It is packaged as enabling Inland Revenue to provide quicker, simpler more accurate services to taxpayers, such as automatic refunds without the need for a tax return. In order to do this however, Inland Revenue will have access to a business’ sales data to ensure income has been declared correctly.
The discussion document asks the public to share their views on Inland Revenue’s ability to collect bulk lots of data from payment service providers. Payment service providers are banks and other third-party businesses who facilitate payments for goods and services between customers and merchants. Submissions close on 20 August 2021.
While the collection of data by Inland Revenue is not new, currently it can only be done on an ad hoc basis such that each time Inland Revenue wish to obtain data on a business from a third party, a notice needs to be issued under the Tax Administration Act. Given the majority of business transactions are now electronic, Inland Revenue want to receive regular data from payment service providers so they can check business taxpayers are complying with their tax obligations and paying the correct amount of tax. In addition, Inland Revenue will use this regular data to establish benchmarks and expected cash ratios for industries and areas to easily identify businesses who fall outside the ratios.

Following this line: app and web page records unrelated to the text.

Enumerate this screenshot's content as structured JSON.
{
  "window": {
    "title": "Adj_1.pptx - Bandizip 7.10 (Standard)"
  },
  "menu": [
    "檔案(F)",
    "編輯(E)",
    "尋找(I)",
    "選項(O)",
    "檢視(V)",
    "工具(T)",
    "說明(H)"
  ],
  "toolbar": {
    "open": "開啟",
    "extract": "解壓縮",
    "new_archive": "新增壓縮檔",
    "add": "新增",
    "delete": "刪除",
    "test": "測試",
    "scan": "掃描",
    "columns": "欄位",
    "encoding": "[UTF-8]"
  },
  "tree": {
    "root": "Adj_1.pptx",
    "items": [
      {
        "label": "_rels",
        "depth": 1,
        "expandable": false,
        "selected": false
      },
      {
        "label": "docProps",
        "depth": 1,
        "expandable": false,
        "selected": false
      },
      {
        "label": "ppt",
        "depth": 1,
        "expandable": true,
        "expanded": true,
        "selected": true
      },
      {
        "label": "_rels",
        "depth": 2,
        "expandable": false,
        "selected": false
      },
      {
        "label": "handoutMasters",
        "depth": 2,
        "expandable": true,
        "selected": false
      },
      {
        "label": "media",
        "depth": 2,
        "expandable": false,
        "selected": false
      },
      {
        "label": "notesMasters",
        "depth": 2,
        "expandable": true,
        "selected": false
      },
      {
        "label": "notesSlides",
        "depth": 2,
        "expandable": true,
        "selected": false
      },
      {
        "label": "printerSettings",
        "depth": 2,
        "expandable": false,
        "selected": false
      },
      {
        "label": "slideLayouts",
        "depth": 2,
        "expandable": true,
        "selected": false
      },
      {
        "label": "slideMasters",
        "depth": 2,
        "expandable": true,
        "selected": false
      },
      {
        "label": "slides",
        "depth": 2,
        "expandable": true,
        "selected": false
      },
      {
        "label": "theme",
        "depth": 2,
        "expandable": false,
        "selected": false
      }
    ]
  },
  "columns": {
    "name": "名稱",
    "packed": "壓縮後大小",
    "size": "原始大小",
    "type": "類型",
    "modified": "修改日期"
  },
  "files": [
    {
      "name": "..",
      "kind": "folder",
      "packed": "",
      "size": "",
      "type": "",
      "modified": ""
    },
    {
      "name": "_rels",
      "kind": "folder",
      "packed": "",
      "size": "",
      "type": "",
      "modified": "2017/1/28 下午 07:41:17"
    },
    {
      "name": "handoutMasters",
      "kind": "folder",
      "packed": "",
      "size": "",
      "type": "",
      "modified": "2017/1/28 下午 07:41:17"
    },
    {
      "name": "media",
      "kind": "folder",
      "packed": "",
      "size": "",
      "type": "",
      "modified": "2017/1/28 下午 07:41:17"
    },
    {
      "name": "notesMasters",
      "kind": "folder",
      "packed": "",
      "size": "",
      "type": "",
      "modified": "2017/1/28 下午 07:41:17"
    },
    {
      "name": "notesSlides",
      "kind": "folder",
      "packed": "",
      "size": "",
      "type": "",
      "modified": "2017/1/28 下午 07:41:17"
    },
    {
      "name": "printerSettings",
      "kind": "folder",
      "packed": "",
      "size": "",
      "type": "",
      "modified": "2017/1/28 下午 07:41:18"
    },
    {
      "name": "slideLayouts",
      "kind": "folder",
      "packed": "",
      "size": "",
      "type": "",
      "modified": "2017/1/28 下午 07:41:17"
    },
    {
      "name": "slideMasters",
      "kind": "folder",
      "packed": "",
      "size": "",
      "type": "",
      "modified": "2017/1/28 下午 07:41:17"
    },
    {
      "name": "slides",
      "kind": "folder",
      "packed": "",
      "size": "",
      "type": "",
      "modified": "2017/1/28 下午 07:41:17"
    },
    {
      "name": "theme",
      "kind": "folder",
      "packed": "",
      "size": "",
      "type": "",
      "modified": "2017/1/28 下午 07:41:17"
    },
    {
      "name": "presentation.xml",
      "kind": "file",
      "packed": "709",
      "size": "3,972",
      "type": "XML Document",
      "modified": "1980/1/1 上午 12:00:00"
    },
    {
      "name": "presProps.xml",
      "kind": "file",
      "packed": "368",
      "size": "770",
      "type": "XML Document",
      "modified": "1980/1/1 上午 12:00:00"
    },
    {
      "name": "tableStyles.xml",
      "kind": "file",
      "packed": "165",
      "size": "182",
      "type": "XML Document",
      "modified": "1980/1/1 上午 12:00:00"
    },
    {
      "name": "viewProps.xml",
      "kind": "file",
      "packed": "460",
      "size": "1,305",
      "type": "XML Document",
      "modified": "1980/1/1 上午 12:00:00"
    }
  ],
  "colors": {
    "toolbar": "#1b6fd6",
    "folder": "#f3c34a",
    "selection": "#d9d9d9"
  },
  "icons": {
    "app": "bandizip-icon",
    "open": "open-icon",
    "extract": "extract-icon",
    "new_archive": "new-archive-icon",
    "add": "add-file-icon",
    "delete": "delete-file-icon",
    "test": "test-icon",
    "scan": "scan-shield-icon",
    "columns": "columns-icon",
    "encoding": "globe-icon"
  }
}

The data will be collected from payment service providers quarterly and will consist of a business’ aggregated monthly income data, including debit, credit, cash out and refunds (both volume and value) as well as the business’ identity and contact information. Individual transactions at the customer level will not be obtained to ensure individual customers will not be identifiable.
In addition to the above, the business’ bank account number will also be provided to the Inland Revenue. The reasons provided in the discussion document for collecting bank account numbers is in order to “aid with data matching, to calculate total transaction values and to access records”. The latter reason does raise a level of concern if this implies that Inland Revenue intends to have access to a business’ bank records without the business’ knowledge. Clarity on this should most definitely be sought.
The increased data collection will no doubt be beneficial to revenue collection in a number of ways, such as to determine if a business should be registered for GST, to ensure a business is returning PAYE on the correct basis, and to highlight potential under-reported income. It does however raise the question of where will this all lead too?
If Inland Revenue have access to monthly business data, similar to what they currently do with wage and salary earners, will Inland Revenue look to use this to auto assess businesses for taxes such as GST and income tax? Watch this space.